Stevenson has also held onto the friendships she valued in high school, and has collected “quality” people from different parts of her journey, especially those who can help provide perspective. “I look for people who it’s comfortable just to be myself, where I don’t have to be put together, where I can be a mess, where we have a similar humor,” she said. “People who can remind me of how far I’ve come and how well I’m coping on the continuum as I continue to grow and deal with difficult things.”
Even as an adult under stress, Stevenson still deals with avoidance, often diving deeply into things that make her feel productive or successful instead of talking about her feelings or connecting to people who can help her. “I’ve had to be really aware of that and really utilize my support network of friends and family who help me make sense of things, help me navigate my emotions and help me make choices that aren’t avoidance and confront things that are difficult for me, and engage in that rather than engage in work or things that maybe don’t help address the issue,” she said.

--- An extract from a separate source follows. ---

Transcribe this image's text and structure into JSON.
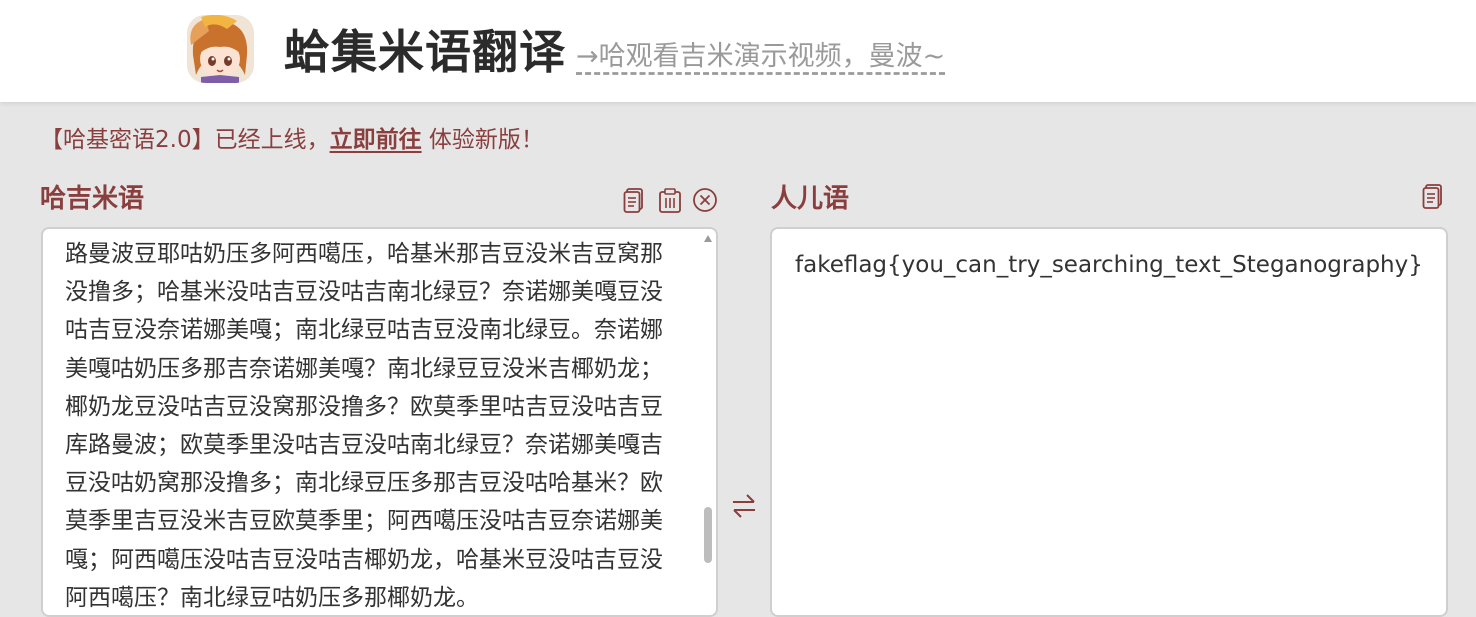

When she’s having a really hard day, Stevenson will call a particular friend and leave a voicemail. “We have an agreement: I’ll leave a three-minute, five-minute voicemail, she’ll listen to it, and she voicemails me—because we have a hard time catching each other with each other’s schedules—and will have responses to everything that I’ve said and share her own,” she said. “It’s making sure I’m sharing where I am and not keeping it all to myself still. Because that was one of the negative ways I coped, was to keep it all inside.”
In fact, though she is now very open with her friends, Stevenson wishes her younger self had shared more with the support network surrounding her. “The thing that I would want other people to know in similar situations or who are dealing with things that feel so beyond their control or feel like the world around them is just hard to navigate and impossible at times, is the power of talking about it because I did not do that—the importance of building that support network while you were going through it,” she said. “I would do that differently, so finding people who were trustworthy who can help you, that it’s not the end of the world, that there will be things that come from it that are good and there will be things that come from it that are bad, but that as bad as it will seem in a moment, that it will get better if you’re actually sharing that with someone else. That burden is too much to keep to yourself.”

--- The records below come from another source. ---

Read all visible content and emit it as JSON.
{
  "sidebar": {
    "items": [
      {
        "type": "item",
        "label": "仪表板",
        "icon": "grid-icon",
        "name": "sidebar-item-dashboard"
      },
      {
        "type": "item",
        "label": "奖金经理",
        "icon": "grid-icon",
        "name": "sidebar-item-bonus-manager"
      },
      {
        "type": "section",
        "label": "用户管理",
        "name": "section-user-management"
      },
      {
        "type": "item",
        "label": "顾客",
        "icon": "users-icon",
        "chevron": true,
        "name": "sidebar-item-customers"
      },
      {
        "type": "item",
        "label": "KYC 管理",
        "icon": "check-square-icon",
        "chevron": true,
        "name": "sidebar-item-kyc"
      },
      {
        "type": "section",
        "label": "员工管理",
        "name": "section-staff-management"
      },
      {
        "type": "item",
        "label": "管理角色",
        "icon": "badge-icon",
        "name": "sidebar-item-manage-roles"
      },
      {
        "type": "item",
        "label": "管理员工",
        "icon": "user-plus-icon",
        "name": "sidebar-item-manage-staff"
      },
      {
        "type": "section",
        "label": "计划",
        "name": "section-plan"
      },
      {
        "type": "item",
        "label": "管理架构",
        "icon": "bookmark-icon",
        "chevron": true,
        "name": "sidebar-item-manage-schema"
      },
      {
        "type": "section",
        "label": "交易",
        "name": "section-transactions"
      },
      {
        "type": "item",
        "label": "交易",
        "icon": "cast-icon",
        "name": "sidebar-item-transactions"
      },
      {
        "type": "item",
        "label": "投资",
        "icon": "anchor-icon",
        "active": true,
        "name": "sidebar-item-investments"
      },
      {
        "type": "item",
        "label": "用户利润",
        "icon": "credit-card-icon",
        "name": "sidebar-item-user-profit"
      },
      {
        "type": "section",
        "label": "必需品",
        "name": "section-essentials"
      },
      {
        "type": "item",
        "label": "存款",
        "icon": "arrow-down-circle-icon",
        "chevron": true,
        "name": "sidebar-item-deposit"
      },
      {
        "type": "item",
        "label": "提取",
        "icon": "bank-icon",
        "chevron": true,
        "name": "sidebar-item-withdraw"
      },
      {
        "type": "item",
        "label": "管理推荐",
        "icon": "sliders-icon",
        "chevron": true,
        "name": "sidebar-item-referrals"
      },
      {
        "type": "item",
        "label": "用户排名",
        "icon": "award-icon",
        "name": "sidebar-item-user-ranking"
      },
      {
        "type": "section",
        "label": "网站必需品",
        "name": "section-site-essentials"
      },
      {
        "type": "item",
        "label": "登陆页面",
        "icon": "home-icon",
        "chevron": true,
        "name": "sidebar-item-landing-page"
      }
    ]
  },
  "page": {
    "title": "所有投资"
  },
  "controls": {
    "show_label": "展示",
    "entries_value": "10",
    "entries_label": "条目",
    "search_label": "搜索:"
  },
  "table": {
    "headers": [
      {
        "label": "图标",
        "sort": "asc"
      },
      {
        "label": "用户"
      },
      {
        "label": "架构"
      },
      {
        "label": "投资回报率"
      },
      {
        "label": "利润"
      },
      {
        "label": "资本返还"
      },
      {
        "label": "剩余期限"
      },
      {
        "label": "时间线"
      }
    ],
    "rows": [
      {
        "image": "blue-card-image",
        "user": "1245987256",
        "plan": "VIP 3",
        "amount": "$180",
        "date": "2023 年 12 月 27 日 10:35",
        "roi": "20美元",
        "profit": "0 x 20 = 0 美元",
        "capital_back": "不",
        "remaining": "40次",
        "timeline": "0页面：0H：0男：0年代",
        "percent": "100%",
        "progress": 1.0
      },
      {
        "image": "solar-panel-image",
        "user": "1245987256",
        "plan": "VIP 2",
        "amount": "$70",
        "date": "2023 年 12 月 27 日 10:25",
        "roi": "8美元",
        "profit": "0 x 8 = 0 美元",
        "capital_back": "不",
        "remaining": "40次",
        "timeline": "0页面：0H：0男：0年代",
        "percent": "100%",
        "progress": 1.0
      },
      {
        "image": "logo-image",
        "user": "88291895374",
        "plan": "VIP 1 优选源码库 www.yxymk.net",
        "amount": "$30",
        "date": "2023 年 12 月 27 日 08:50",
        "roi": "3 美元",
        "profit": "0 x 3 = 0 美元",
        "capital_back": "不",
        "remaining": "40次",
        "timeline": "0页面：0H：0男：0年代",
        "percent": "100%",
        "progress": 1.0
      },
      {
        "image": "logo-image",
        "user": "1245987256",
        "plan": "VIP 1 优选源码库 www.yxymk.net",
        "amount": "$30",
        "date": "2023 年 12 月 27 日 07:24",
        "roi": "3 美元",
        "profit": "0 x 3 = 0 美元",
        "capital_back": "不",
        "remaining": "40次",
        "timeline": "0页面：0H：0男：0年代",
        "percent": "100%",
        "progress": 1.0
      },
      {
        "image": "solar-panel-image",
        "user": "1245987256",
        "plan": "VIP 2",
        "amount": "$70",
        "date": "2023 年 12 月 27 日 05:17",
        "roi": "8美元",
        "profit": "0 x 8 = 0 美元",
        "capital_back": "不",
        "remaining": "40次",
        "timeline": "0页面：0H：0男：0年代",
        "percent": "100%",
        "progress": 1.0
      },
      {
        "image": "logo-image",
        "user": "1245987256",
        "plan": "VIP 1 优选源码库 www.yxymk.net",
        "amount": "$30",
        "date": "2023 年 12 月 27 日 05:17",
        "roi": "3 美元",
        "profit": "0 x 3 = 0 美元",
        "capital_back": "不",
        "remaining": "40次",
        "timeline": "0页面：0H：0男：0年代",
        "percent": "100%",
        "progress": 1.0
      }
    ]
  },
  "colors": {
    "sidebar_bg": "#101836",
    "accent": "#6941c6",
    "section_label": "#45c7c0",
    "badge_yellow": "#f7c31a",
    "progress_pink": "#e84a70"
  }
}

If she had reached out to those around her, Stevenson believes she would have had an easier time coping. “I think it really is that coping as things are happening and connecting to people during it, so that you’re never alone, in pain, or suffering silently or keeping it all in, because at some point it needs to come out and you got to work through it and it’s just delaying or making that problem harder,” she said. “I know now that other friends were going through similar things, but I didn’t know it at the time and it would have been helpful to know I wasn’t alone, like I felt the day I crossed the line.”

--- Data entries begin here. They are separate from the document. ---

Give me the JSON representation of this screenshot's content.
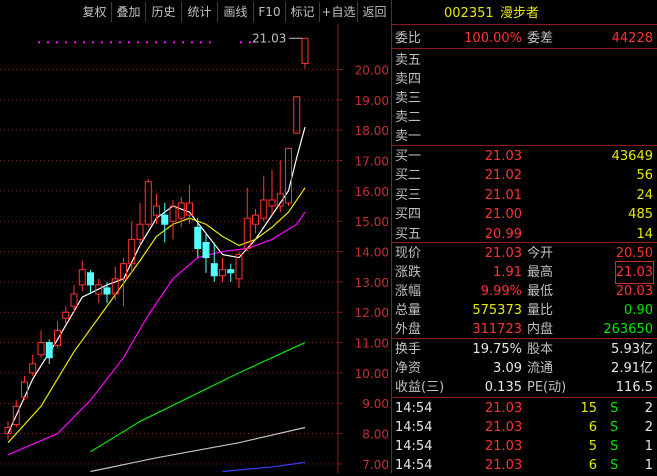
{
  "toolbar": {
    "items": [
      "复权",
      "叠加",
      "历史",
      "统计",
      "画线",
      "F10",
      "标记",
      "+自选",
      "返回"
    ]
  },
  "colors": {
    "up": "#ff3232",
    "down": "#54ffff",
    "ma5": "#ffffff",
    "ma10": "#e8e800",
    "ma20": "#ff00ff",
    "ma60": "#00e600",
    "ma120": "#c0c0c0",
    "ma250": "#3c3cff",
    "grid": "#8b1a1a"
  },
  "chart_data": {
    "type": "candlestick",
    "ylim": [
      6.7,
      21.5
    ],
    "y_ticks": [
      "20.00",
      "19.00",
      "18.00",
      "17.00",
      "16.00",
      "15.00",
      "14.00",
      "13.00",
      "12.00",
      "11.00",
      "10.00",
      "9.00",
      "8.00",
      "7.00"
    ],
    "y_tick_values": [
      20,
      19,
      18,
      17,
      16,
      15,
      14,
      13,
      12,
      11,
      10,
      9,
      8,
      7
    ],
    "annotation": "21.03",
    "candles": [
      {
        "o": 8.0,
        "c": 8.2,
        "h": 8.4,
        "l": 7.8
      },
      {
        "o": 8.3,
        "c": 8.9,
        "h": 9.1,
        "l": 8.2
      },
      {
        "o": 9.2,
        "c": 9.7,
        "h": 9.9,
        "l": 9.1
      },
      {
        "o": 10.0,
        "c": 10.3,
        "h": 10.6,
        "l": 9.9
      },
      {
        "o": 10.6,
        "c": 11.0,
        "h": 11.4,
        "l": 10.5
      },
      {
        "o": 11.0,
        "c": 10.5,
        "h": 11.1,
        "l": 10.3
      },
      {
        "o": 10.9,
        "c": 11.4,
        "h": 11.7,
        "l": 10.8
      },
      {
        "o": 11.8,
        "c": 12.0,
        "h": 12.2,
        "l": 11.6
      },
      {
        "o": 12.2,
        "c": 12.6,
        "h": 12.9,
        "l": 12.0
      },
      {
        "o": 12.9,
        "c": 13.4,
        "h": 13.7,
        "l": 12.7
      },
      {
        "o": 13.3,
        "c": 12.9,
        "h": 13.4,
        "l": 12.6
      },
      {
        "o": 12.6,
        "c": 12.9,
        "h": 13.1,
        "l": 12.3
      },
      {
        "o": 12.8,
        "c": 12.6,
        "h": 13.0,
        "l": 12.3
      },
      {
        "o": 12.6,
        "c": 13.1,
        "h": 13.5,
        "l": 12.4
      },
      {
        "o": 13.1,
        "c": 13.6,
        "h": 13.8,
        "l": 12.2
      },
      {
        "o": 13.6,
        "c": 14.4,
        "h": 15.0,
        "l": 13.3
      },
      {
        "o": 14.4,
        "c": 14.9,
        "h": 15.6,
        "l": 14.2
      },
      {
        "o": 14.9,
        "c": 16.3,
        "h": 16.4,
        "l": 14.8
      },
      {
        "o": 15.2,
        "c": 15.5,
        "h": 15.9,
        "l": 14.9
      },
      {
        "o": 15.2,
        "c": 14.9,
        "h": 15.6,
        "l": 14.3
      },
      {
        "o": 15.0,
        "c": 15.5,
        "h": 15.7,
        "l": 14.4
      },
      {
        "o": 15.1,
        "c": 15.6,
        "h": 15.8,
        "l": 14.8
      },
      {
        "o": 15.2,
        "c": 15.6,
        "h": 16.2,
        "l": 14.9
      },
      {
        "o": 14.8,
        "c": 14.1,
        "h": 15.1,
        "l": 13.8
      },
      {
        "o": 14.3,
        "c": 13.8,
        "h": 14.6,
        "l": 13.3
      },
      {
        "o": 13.6,
        "c": 13.2,
        "h": 14.3,
        "l": 13.0
      },
      {
        "o": 13.2,
        "c": 13.4,
        "h": 13.8,
        "l": 13.0
      },
      {
        "o": 13.4,
        "c": 13.3,
        "h": 13.6,
        "l": 13.0
      },
      {
        "o": 13.1,
        "c": 13.9,
        "h": 14.0,
        "l": 12.8
      },
      {
        "o": 14.1,
        "c": 15.1,
        "h": 16.1,
        "l": 14.0
      },
      {
        "o": 14.9,
        "c": 15.2,
        "h": 15.4,
        "l": 14.6
      },
      {
        "o": 15.1,
        "c": 15.7,
        "h": 16.5,
        "l": 15.0
      },
      {
        "o": 15.5,
        "c": 15.7,
        "h": 16.7,
        "l": 15.2
      },
      {
        "o": 15.5,
        "c": 15.9,
        "h": 17.0,
        "l": 15.3
      },
      {
        "o": 15.6,
        "c": 17.4,
        "h": 17.4,
        "l": 15.5
      },
      {
        "o": 17.9,
        "c": 19.1,
        "h": 19.1,
        "l": 17.9
      },
      {
        "o": 20.2,
        "c": 21.03,
        "h": 21.03,
        "l": 20.03
      }
    ],
    "ma_series": [
      {
        "key": "ma5",
        "values": [
          [
            0,
            8.0
          ],
          [
            3,
            9.8
          ],
          [
            6,
            11.1
          ],
          [
            9,
            12.5
          ],
          [
            12,
            12.9
          ],
          [
            14,
            13.1
          ],
          [
            16,
            14.2
          ],
          [
            18,
            15.1
          ],
          [
            20,
            15.5
          ],
          [
            22,
            15.3
          ],
          [
            24,
            14.6
          ],
          [
            26,
            13.9
          ],
          [
            28,
            13.8
          ],
          [
            30,
            14.4
          ],
          [
            32,
            15.2
          ],
          [
            34,
            16.0
          ],
          [
            35,
            17.1
          ],
          [
            36,
            18.1
          ]
        ]
      },
      {
        "key": "ma10",
        "values": [
          [
            0,
            7.7
          ],
          [
            4,
            8.9
          ],
          [
            8,
            10.7
          ],
          [
            12,
            12.2
          ],
          [
            16,
            13.7
          ],
          [
            18,
            14.5
          ],
          [
            20,
            14.9
          ],
          [
            22,
            15.1
          ],
          [
            24,
            14.9
          ],
          [
            26,
            14.5
          ],
          [
            28,
            14.2
          ],
          [
            30,
            14.4
          ],
          [
            32,
            14.8
          ],
          [
            34,
            15.3
          ],
          [
            36,
            16.1
          ]
        ]
      },
      {
        "key": "ma20",
        "values": [
          [
            0,
            7.3
          ],
          [
            6,
            8.0
          ],
          [
            10,
            9.1
          ],
          [
            14,
            10.5
          ],
          [
            17,
            11.9
          ],
          [
            20,
            13.1
          ],
          [
            23,
            13.8
          ],
          [
            26,
            14.0
          ],
          [
            29,
            14.1
          ],
          [
            32,
            14.4
          ],
          [
            35,
            14.9
          ],
          [
            36,
            15.3
          ]
        ]
      },
      {
        "key": "ma60",
        "values": [
          [
            10,
            7.4
          ],
          [
            16,
            8.4
          ],
          [
            22,
            9.2
          ],
          [
            28,
            10.0
          ],
          [
            32,
            10.5
          ],
          [
            36,
            11.0
          ]
        ]
      },
      {
        "key": "ma120",
        "values": [
          [
            10,
            6.75
          ],
          [
            18,
            7.2
          ],
          [
            28,
            7.7
          ],
          [
            36,
            8.2
          ]
        ]
      },
      {
        "key": "ma250",
        "values": [
          [
            26,
            6.75
          ],
          [
            32,
            6.9
          ],
          [
            36,
            7.05
          ]
        ]
      }
    ]
  },
  "quote": {
    "code": "002351",
    "name": "漫步者",
    "weibi_label": "委比",
    "weibi_value": "100.00%",
    "weicha_label": "委差",
    "weicha_value": "44228",
    "sell": [
      {
        "label": "卖五"
      },
      {
        "label": "卖四"
      },
      {
        "label": "卖三"
      },
      {
        "label": "卖二"
      },
      {
        "label": "卖一"
      }
    ],
    "buy": [
      {
        "label": "买一",
        "price": "21.03",
        "vol": "43649"
      },
      {
        "label": "买二",
        "price": "21.02",
        "vol": "56"
      },
      {
        "label": "买三",
        "price": "21.01",
        "vol": "24"
      },
      {
        "label": "买四",
        "price": "21.00",
        "vol": "485"
      },
      {
        "label": "买五",
        "price": "20.99",
        "vol": "14"
      }
    ],
    "stats": [
      {
        "l1": "现价",
        "v1": "21.03",
        "l2": "今开",
        "v2": "20.50",
        "c1": "red",
        "c2": "red",
        "box2": false
      },
      {
        "l1": "涨跌",
        "v1": "1.91",
        "l2": "最高",
        "v2": "21.03",
        "c1": "red",
        "c2": "red",
        "box2": true
      },
      {
        "l1": "涨幅",
        "v1": "9.99%",
        "l2": "最低",
        "v2": "20.03",
        "c1": "red",
        "c2": "red",
        "box2": false
      },
      {
        "l1": "总量",
        "v1": "575373",
        "l2": "量比",
        "v2": "0.90",
        "c1": "yel",
        "c2": "grn",
        "box2": false
      },
      {
        "l1": "外盘",
        "v1": "311723",
        "l2": "内盘",
        "v2": "263650",
        "c1": "red",
        "c2": "grn",
        "box2": false
      }
    ],
    "fundamentals": [
      {
        "l1": "换手",
        "v1": "19.75%",
        "l2": "股本",
        "v2": "5.93亿"
      },
      {
        "l1": "净资",
        "v1": "3.09",
        "l2": "流通",
        "v2": "2.91亿"
      },
      {
        "l1": "收益(三)",
        "v1": "0.135",
        "l2": "PE(动)",
        "v2": "116.5"
      }
    ],
    "ticks": [
      {
        "time": "14:54",
        "price": "21.03",
        "vol": "15",
        "side": "S",
        "num": "2"
      },
      {
        "time": "14:54",
        "price": "21.03",
        "vol": "6",
        "side": "S",
        "num": "2"
      },
      {
        "time": "14:54",
        "price": "21.03",
        "vol": "5",
        "side": "S",
        "num": "1"
      },
      {
        "time": "14:54",
        "price": "21.03",
        "vol": "6",
        "side": "S",
        "num": "1"
      }
    ]
  }
}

For those going through difficult situations, try to reach out to the people you trust, Stevenson says. “Your experience could save someone else, and just not being alone in your pain is so important,” she said. “There are people who have skills to help you process it in a way that is much easier than processing it on your own or trying to, especially if you don’t have much control or power over that.”